## Problem to work on
If a line of the material holds the string "this", it counts; report the number of such lines alone.

◇ ◇ ◇ ◇ ◇

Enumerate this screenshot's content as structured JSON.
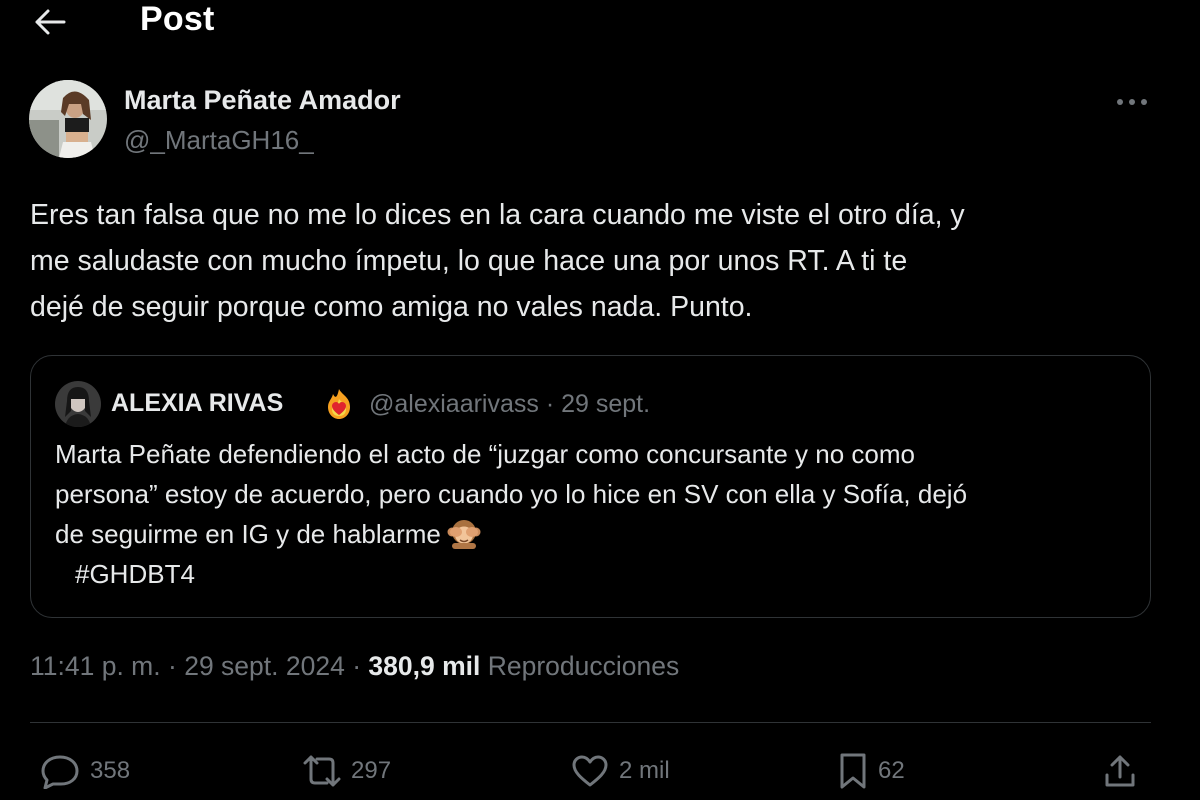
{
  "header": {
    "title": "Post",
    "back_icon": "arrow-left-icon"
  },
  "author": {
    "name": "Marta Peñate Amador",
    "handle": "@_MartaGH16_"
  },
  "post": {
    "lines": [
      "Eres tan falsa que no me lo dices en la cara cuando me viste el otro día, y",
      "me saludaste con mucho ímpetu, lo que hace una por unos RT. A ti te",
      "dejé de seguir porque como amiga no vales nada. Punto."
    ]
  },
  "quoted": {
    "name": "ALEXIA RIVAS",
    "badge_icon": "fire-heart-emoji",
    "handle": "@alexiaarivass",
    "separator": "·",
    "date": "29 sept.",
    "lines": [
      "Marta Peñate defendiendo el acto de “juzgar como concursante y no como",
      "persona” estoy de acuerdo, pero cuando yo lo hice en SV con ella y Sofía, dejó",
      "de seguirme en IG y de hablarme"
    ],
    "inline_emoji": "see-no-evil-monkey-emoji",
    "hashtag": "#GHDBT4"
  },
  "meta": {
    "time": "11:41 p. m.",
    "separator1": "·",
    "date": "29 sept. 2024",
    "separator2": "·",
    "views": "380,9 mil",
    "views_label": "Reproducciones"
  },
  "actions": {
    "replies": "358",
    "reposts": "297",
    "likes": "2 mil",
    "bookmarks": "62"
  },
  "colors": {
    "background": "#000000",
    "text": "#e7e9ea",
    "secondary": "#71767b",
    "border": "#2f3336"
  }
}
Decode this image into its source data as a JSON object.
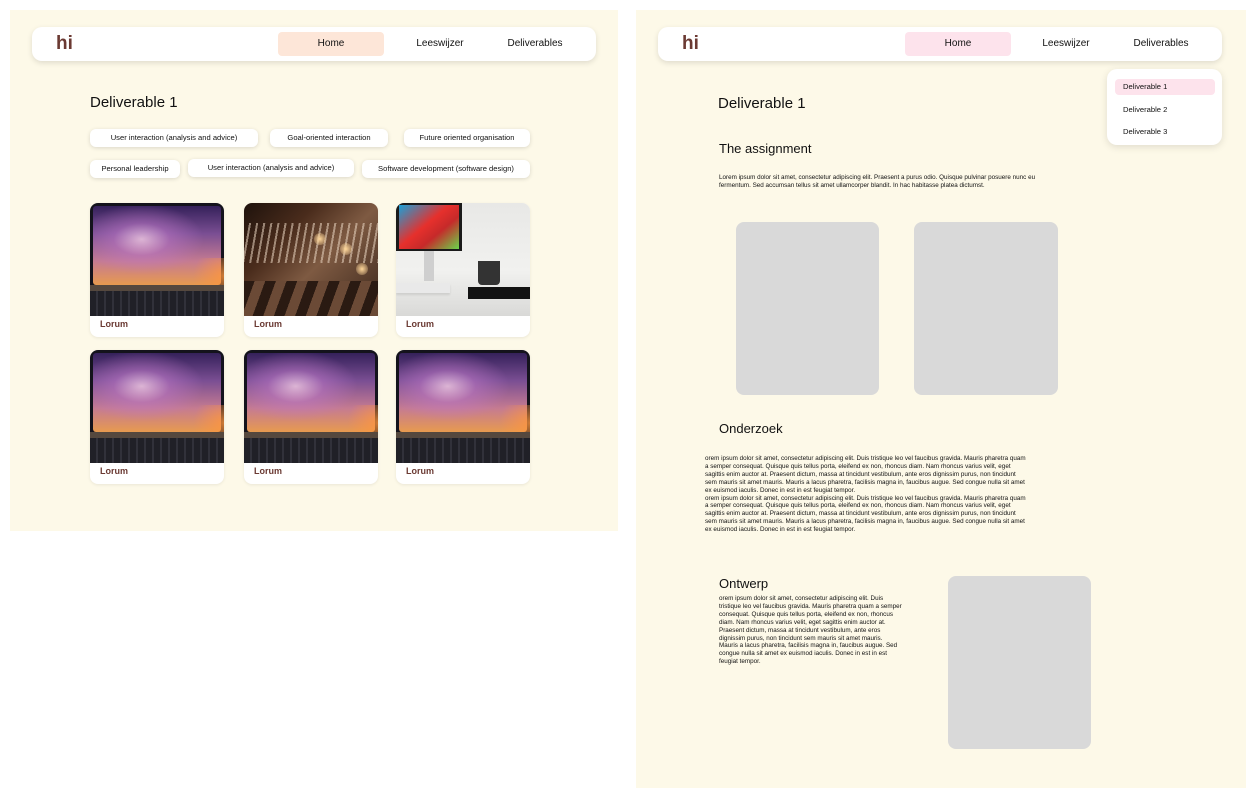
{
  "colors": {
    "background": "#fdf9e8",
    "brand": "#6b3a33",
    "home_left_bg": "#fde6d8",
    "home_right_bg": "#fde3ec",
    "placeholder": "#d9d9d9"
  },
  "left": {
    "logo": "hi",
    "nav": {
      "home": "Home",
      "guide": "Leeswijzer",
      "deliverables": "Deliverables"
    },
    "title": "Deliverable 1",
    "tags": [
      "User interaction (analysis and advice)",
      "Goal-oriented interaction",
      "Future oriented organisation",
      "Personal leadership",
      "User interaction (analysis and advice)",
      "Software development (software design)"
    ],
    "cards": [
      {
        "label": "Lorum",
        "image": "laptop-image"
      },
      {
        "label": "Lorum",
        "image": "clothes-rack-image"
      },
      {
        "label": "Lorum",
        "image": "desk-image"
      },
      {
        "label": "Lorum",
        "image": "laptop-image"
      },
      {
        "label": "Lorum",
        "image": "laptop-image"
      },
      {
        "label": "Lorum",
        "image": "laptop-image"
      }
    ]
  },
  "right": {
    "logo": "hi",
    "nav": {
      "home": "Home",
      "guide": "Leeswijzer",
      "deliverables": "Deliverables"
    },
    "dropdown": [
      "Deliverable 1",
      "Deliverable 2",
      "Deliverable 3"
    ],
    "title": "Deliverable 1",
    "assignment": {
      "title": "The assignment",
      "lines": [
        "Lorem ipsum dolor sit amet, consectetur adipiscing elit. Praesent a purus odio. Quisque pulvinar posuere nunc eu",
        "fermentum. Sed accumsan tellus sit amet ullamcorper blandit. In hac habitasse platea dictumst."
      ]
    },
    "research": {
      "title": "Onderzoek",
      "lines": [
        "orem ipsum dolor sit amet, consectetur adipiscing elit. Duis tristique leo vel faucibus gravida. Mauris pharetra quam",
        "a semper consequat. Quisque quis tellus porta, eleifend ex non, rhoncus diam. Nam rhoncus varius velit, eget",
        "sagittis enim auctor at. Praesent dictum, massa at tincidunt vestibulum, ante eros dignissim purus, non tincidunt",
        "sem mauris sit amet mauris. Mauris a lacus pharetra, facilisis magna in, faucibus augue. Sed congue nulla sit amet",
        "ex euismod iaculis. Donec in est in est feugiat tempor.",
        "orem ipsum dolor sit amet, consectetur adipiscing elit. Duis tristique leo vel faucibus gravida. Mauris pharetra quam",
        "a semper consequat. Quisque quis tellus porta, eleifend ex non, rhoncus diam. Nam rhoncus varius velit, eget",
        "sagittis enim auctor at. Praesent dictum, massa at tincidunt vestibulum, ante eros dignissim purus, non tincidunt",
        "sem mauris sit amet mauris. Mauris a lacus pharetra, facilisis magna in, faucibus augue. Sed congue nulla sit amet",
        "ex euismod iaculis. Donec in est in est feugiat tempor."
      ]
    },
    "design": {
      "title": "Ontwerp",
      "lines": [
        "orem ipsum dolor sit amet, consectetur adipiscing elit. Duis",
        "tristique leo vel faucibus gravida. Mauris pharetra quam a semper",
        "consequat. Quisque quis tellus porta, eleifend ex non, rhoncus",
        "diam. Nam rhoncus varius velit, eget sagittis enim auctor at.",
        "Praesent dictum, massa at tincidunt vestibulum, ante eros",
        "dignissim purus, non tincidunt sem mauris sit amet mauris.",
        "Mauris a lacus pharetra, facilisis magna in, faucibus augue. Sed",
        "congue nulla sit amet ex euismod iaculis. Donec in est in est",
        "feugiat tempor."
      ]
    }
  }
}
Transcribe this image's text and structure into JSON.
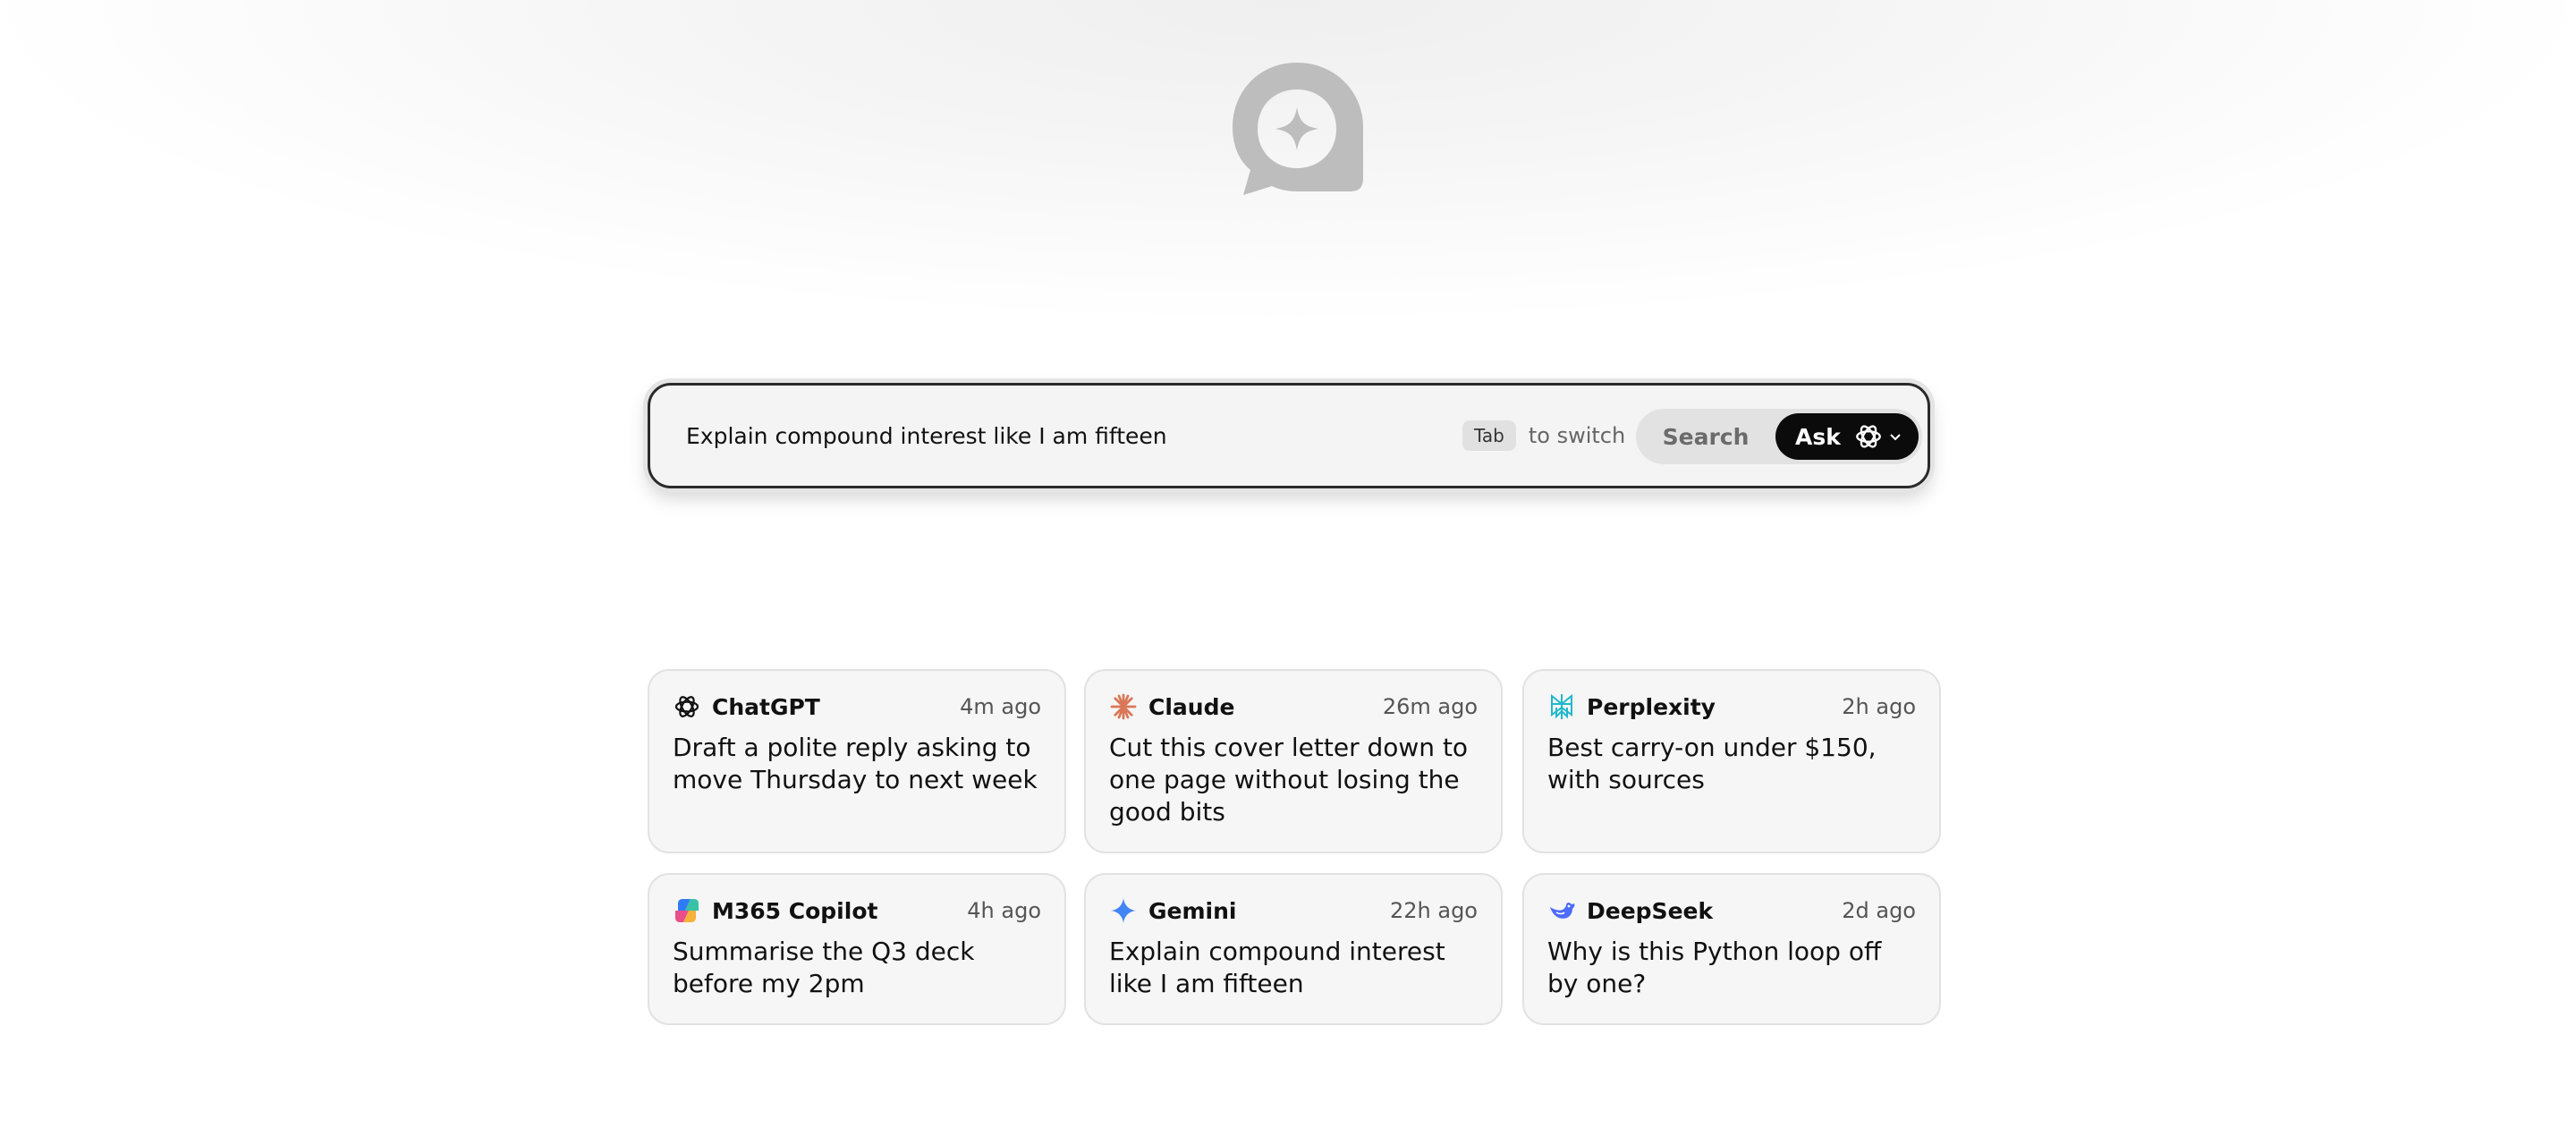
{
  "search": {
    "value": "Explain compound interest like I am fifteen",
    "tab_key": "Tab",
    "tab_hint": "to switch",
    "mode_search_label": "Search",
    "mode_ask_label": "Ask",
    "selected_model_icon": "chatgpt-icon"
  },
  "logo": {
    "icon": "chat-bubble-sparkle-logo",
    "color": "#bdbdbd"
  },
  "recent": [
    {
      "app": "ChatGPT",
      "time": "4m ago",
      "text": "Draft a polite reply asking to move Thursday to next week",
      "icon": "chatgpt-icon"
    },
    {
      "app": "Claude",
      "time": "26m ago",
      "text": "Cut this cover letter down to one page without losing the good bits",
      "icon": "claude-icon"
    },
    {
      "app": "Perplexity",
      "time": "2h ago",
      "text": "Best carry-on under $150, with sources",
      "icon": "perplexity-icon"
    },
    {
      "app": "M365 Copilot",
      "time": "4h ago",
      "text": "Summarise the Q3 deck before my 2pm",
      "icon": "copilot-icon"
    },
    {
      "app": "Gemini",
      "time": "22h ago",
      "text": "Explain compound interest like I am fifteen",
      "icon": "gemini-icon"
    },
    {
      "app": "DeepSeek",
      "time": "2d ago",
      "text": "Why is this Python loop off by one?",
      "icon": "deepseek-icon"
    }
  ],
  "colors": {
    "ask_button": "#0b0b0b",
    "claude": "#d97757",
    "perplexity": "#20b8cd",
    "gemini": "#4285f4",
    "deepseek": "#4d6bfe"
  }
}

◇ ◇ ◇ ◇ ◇

## Task result
5